• [PROBLEM DESCRIPTION]:
Retype the records exactly, with nothing added or dropped.

• [PROVIDED DATA]:
┌──
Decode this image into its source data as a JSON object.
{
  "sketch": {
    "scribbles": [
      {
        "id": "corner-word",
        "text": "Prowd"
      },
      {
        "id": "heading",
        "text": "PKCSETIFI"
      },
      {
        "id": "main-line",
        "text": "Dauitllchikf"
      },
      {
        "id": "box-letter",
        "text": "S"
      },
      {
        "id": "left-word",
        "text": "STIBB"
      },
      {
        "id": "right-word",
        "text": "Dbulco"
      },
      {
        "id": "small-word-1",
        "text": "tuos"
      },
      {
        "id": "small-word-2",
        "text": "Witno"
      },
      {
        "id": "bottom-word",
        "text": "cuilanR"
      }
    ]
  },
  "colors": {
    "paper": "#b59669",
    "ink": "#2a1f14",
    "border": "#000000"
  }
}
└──
• [REPLY TO THE EXERCISE]:
Decode this image into its source data as a JSON object.
{
  "sketch": {
    "scribbles": [
      {
        "id": "corner-word",
        "text": "Prowd"
      },
      {
        "id": "heading",
        "text": "PKCSETIFI"
      },
      {
        "id": "main-line",
        "text": "Dauitllchikf"
      },
      {
        "id": "box-letter",
        "text": "S"
      },
      {
        "id": "left-word",
        "text": "STIBB"
      },
      {
        "id": "right-word",
        "text": "Dbulco"
      },
      {
        "id": "small-word-1",
        "text": "tuos"
      },
      {
        "id": "small-word-2",
        "text": "Witno"
      },
      {
        "id": "bottom-word",
        "text": "cuilanR"
      }
    ]
  },
  "colors": {
    "paper": "#b59669",
    "ink": "#2a1f14",
    "border": "#000000"
  }
}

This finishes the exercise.